» **THE TASK**: Needed from the entries below: every line that holds the word "document".

□ □ □ □ □ □ □

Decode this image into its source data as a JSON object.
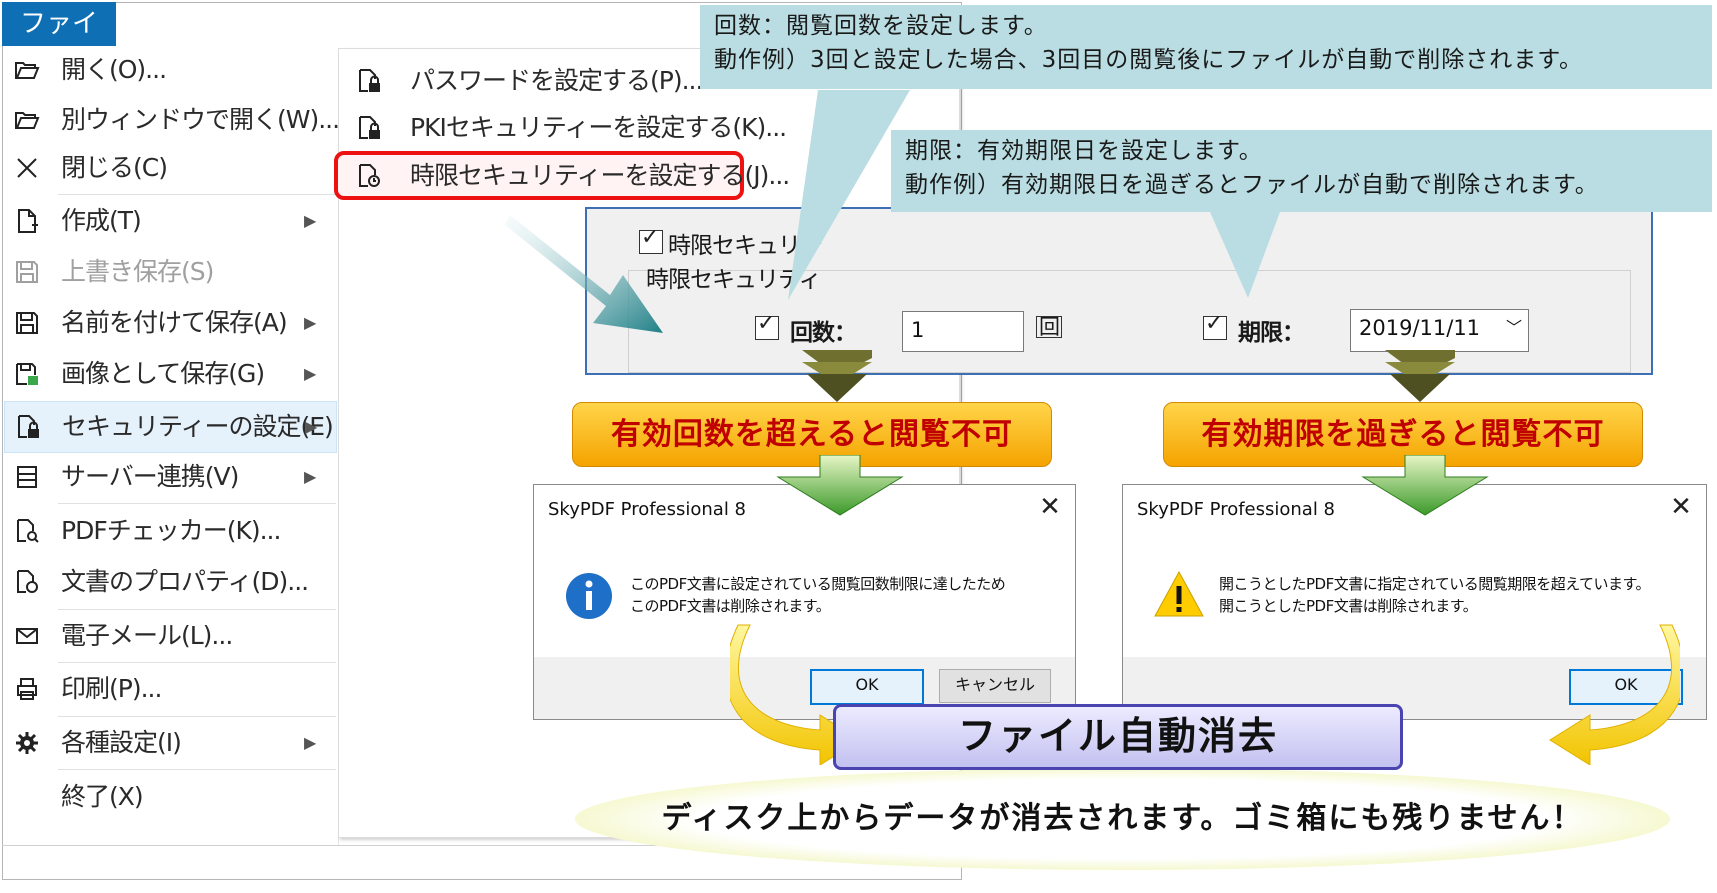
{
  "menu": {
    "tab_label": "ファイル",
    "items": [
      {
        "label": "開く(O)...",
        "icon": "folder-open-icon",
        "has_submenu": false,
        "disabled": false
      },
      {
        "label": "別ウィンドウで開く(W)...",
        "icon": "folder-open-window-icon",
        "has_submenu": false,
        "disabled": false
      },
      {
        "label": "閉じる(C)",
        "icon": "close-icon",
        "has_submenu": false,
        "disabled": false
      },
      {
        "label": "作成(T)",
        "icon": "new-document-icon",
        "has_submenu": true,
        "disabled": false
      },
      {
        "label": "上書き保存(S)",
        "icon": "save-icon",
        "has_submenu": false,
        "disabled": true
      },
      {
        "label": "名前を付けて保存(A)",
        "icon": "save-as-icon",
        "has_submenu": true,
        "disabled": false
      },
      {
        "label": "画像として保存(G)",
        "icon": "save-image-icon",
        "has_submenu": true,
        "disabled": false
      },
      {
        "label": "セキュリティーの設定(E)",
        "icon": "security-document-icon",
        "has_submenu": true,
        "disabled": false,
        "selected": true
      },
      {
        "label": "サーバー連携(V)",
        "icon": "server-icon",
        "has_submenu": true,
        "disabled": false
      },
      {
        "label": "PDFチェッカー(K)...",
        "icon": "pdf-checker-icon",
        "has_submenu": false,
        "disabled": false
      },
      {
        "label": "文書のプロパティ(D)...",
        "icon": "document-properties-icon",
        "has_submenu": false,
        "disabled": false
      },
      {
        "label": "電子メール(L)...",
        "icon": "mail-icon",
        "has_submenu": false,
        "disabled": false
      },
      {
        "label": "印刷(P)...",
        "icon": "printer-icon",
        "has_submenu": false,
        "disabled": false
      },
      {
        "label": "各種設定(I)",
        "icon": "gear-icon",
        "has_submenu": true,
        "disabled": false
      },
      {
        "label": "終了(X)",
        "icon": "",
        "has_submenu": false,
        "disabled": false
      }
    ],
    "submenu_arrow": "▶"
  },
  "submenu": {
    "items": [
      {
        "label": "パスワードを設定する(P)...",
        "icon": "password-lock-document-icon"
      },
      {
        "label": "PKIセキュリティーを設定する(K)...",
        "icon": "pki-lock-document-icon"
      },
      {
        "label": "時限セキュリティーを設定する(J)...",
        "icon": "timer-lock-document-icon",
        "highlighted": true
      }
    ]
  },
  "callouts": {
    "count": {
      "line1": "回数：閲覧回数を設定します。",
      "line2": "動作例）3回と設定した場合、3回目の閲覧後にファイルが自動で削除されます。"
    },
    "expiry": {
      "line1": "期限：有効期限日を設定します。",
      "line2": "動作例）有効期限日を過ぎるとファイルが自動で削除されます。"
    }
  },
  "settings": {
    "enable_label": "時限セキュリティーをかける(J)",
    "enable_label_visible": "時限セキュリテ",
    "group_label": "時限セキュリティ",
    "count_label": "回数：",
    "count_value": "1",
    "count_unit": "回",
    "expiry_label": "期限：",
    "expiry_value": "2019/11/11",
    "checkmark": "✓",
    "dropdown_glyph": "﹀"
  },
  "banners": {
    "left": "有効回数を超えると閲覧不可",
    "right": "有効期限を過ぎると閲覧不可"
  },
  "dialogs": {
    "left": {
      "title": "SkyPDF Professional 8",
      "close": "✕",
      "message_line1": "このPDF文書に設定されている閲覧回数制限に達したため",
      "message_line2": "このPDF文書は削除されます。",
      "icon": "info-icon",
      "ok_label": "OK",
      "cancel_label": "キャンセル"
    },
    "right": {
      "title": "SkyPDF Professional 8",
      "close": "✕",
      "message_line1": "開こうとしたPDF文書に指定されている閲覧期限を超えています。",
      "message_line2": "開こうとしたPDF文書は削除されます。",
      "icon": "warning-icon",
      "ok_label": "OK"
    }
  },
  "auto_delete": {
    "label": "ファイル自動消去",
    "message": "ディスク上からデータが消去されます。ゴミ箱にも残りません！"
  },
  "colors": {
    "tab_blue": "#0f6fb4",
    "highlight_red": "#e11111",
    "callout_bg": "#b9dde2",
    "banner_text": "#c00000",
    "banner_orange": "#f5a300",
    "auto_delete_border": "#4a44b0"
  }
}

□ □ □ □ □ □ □

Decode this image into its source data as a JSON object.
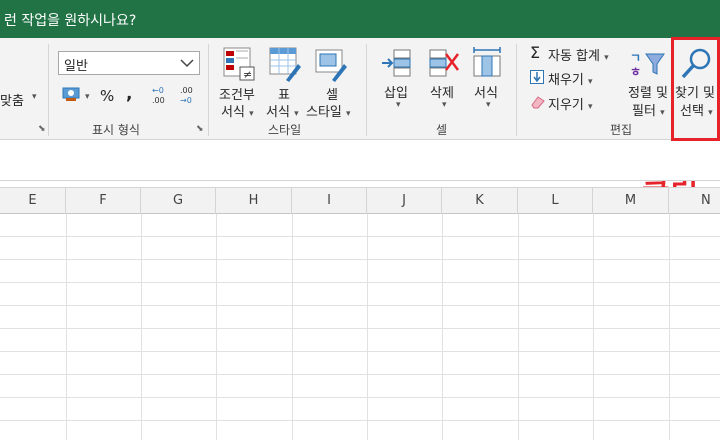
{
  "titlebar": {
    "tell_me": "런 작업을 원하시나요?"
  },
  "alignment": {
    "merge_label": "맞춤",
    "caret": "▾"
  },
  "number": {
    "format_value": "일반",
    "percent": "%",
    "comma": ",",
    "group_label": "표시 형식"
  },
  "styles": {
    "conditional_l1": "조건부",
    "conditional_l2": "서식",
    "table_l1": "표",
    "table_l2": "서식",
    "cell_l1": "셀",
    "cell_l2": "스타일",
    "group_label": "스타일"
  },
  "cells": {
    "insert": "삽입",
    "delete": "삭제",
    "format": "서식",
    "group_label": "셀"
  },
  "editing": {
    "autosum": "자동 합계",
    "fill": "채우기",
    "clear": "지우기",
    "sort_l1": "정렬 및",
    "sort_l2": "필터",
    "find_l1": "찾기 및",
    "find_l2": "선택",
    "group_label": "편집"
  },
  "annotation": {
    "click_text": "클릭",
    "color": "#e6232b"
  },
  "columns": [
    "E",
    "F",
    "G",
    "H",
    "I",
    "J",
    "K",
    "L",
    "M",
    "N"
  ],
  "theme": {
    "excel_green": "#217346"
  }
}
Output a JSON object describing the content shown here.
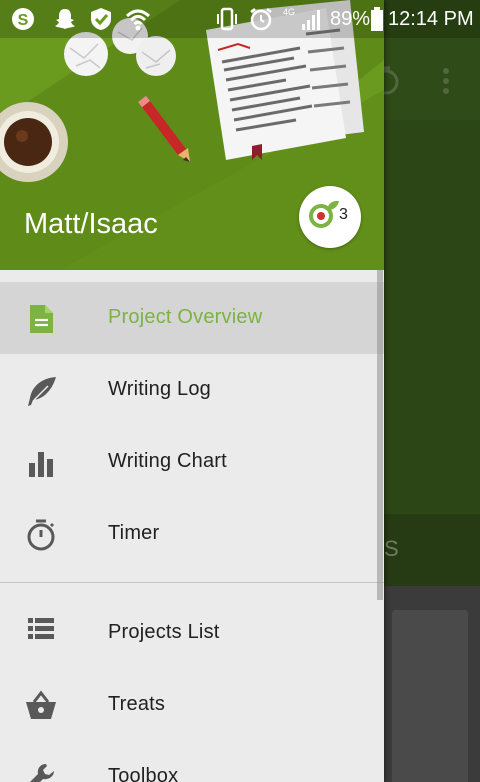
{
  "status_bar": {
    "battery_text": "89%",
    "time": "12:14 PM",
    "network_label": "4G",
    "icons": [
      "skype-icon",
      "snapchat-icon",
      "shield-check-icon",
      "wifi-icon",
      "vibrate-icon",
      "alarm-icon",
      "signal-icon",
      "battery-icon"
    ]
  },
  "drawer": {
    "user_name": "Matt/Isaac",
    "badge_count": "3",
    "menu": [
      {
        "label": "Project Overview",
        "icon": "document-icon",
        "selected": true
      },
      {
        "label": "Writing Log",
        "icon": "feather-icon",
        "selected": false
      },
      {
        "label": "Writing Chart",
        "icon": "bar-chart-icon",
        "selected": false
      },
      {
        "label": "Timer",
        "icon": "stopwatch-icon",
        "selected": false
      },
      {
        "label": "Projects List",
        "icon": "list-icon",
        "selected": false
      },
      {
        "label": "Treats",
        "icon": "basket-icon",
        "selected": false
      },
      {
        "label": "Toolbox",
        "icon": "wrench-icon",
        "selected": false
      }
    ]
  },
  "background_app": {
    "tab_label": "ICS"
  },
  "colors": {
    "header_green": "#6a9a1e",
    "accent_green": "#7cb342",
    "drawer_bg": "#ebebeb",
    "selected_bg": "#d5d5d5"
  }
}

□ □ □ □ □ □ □

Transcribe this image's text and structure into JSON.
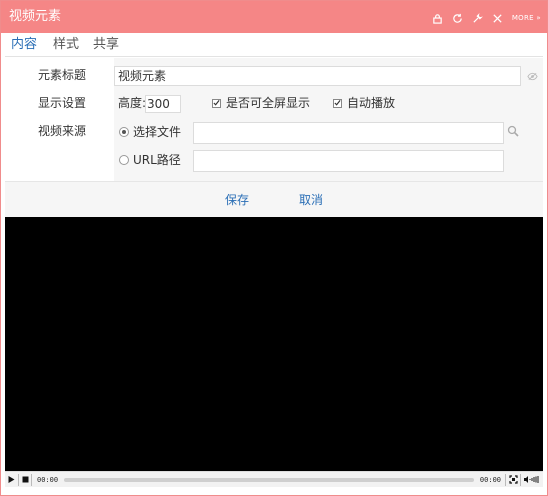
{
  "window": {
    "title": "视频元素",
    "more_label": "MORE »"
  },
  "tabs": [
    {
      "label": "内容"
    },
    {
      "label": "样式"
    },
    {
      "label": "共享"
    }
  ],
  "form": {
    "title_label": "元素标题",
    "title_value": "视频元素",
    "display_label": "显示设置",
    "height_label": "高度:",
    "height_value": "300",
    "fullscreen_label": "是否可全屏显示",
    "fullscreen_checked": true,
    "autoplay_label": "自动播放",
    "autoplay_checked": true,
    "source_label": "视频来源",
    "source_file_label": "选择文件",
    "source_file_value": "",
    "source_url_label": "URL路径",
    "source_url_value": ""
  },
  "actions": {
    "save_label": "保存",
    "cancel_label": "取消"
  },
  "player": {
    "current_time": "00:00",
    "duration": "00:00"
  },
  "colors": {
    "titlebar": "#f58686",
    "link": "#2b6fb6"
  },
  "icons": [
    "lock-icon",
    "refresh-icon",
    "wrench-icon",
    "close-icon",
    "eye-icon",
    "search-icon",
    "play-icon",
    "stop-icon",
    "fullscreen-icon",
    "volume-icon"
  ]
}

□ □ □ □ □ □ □

» **EXERCISE RESULT**:
        "icon": "new-document-icon",
        "icon": "security-document-icon",
        "icon": "document-properties-icon",
        "icon": "password-lock-document-icon"
        "icon": "pki-lock-document-icon"
        "icon": "timer-lock-document-icon",
        "icon": "document-icon",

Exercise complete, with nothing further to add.